Jannik's adjustment is more like a personal reinvention. His stern, stricken father (Bent Mejding) still disapproves of him, but the troubled younger son helps remodel Sarah's kitchen. He entertains his nieces. Offscreen, he apologizes to the still-traumatized woman he attacked. In what they both see as an expression of mutual sorrow, Jannik and Sarah share a kiss. What no one knows, of course, is that Michael is alive in a Taliban prison camp and that he's about to return home a changed man -- an angry, disturbed man much more like the pre-redemptive Jannik than the upright husband and father he once was.
Actually, writer Jensen has come this way before. In last year's Wilbur Wants to Kill Himself (written by Jensen and directed by Lone Scherfig), a young Scotsman obsessed with suicide reverses roles with his disease-doomed brother in a story of familial devotion that's tinged with carnal deceit. In Brothers, the deceit is all imaginary, but the role reversal is even more powerful -- and more telling.
Director Bier is particularly adept at beholding the plight of the unhinged widow. In Nielsen's big, liquid eyes, she finds not only grief, not only fear, but a kind of otherworldly wonder at what is happening to her. One suspects that only a woman could have filmed the scenes of poor Sarah thrashing restlessly in her empty bed with this kind of deep-down understanding. It's as though we are gazing into the woman's soul.

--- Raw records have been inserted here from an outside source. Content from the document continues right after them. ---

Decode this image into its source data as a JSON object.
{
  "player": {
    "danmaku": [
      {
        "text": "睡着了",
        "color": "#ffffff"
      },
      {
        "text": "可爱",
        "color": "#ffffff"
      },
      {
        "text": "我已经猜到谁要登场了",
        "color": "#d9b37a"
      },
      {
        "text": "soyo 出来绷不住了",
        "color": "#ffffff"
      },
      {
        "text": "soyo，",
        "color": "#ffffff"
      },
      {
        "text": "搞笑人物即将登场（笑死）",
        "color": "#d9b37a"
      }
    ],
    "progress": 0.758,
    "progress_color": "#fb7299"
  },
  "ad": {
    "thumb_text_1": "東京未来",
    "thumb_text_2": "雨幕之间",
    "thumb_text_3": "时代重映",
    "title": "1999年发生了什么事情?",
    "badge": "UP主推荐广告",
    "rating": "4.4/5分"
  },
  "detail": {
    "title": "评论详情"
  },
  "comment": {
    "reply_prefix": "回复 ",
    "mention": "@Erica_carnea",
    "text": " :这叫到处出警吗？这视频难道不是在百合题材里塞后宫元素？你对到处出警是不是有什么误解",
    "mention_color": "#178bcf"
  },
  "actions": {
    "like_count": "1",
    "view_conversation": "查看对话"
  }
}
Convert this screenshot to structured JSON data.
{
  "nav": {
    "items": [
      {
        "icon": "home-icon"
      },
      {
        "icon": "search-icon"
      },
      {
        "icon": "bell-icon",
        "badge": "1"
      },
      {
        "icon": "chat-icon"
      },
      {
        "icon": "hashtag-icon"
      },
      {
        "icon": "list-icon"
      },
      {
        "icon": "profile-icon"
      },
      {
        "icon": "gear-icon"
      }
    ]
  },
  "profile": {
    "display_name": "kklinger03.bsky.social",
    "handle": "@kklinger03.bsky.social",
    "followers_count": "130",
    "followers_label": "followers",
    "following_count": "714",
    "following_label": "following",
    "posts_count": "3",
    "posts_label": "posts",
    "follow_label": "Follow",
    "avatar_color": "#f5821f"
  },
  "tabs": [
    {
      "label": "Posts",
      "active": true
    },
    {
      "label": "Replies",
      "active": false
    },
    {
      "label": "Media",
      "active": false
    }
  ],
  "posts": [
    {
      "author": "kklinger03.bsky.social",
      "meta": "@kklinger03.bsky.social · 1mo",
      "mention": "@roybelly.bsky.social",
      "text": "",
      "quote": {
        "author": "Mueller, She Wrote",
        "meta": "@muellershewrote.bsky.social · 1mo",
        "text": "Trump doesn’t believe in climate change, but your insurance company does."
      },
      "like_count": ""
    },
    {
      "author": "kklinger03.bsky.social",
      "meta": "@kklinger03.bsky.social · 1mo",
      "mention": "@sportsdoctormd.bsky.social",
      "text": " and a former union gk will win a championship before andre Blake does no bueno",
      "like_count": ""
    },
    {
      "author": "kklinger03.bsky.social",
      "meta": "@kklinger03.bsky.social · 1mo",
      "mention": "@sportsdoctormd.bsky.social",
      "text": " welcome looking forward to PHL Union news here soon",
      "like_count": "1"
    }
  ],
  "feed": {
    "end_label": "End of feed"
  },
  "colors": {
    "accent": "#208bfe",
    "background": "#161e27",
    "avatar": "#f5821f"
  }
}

In its second half, Brothers' psychological tension grows very keen, just as it did in a trio of postwar-stress movies American audiences know well -- The Best Years of Our Lives, The Deer Hunter and Coming Home. Michael's transformation from a bourgeois drone into a violent paranoiac threatens to shatter his family and drive him insane. It also raises all kinds of issues about mission, duty and the demands of love in a world where the certainties of absolutism are forever colliding with questions of moral judgment. Beautifully acted and disturbing to its core, Brothers addresses those collisions with grace and intelligence. What a pity it is unlikely ever to be screened at the White House or the Pentagon.